Installation view of Banksy’s Game Changer, the new artwork painted during lockdown, which has gone on display to staff and patients on Level C of Southampton General Hospital. Photo by Andrew Matthews/PA Images. Image via Getty Images.

Installation view of Banksy’s Game Changer, the new artwork painted during lockdown, which has gone on display to staff and patients on Level C of Southampton General Hospital. Photo by Andrew Matthews/PA Images. Image via Getty Images.
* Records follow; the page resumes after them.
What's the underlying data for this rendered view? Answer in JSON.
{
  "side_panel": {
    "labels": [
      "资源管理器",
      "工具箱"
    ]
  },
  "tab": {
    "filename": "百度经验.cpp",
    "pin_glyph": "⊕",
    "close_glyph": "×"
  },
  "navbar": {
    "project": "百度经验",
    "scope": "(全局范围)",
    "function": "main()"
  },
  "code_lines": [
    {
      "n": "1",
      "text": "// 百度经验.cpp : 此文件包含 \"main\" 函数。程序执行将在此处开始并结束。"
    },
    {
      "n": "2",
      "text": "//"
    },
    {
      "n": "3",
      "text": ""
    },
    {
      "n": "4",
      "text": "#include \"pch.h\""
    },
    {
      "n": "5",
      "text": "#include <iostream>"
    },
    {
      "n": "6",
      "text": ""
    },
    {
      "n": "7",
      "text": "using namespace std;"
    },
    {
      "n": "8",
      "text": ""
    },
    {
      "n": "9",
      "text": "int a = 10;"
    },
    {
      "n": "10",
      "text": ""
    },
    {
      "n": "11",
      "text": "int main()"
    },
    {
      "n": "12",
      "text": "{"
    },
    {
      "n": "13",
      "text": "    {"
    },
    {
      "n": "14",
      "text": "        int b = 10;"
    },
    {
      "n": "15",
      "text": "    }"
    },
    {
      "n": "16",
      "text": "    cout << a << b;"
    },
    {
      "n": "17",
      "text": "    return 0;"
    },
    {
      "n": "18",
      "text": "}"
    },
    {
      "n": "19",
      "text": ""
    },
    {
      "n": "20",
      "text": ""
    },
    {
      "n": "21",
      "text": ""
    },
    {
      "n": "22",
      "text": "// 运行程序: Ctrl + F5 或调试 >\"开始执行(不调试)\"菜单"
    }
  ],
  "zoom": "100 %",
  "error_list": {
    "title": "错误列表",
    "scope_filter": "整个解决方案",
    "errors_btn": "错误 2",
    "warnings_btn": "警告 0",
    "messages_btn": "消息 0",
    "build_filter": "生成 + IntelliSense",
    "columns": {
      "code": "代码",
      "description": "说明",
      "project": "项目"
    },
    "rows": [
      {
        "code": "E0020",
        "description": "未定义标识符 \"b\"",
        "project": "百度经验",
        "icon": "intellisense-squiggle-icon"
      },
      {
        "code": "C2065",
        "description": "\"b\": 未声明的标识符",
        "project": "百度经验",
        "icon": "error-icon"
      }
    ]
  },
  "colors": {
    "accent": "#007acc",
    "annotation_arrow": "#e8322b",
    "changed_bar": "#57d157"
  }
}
Those consequences have been made starkly clear for the medical profession in recent months. And artists around the world have been at the ready to honor their commitment. In New York, Cuban-American artist has created a 20,000-square-foot mural titled Somos la Luz (We are the Light), which shows the masked face of Dr. Ydelfonso Decoo, a pediatrician and one of the first minority doctors to die in the U.S. due to COVID-19. Situated in a parking lot between the Queens Museum and the New York State Pavilion, Rodriguez-Gerada has said he hopes the mural will help people understand that a disproportionate amount of Latinos and African Americans are dying from the virus.
Meanwhile, in the U.K., street artist left a painting titled Game Changer (2020) at Southampton General Hospital, which poignantly illustrates the heroism of our frontline workers. In it, a little boy is playing with a doll dressed as a nurse, her cape fluttering behind her and her right forearm stretched out in classic superhero pose.
Batman and Spiderman figures lay discarded in a bin next to him, their powers marked inept at battling COVID-19. The boy, like us, knows that the doctors, nurses, and support staff who keep on doing their jobs despite the tremendous risks are the real heroes now.
Cath Pound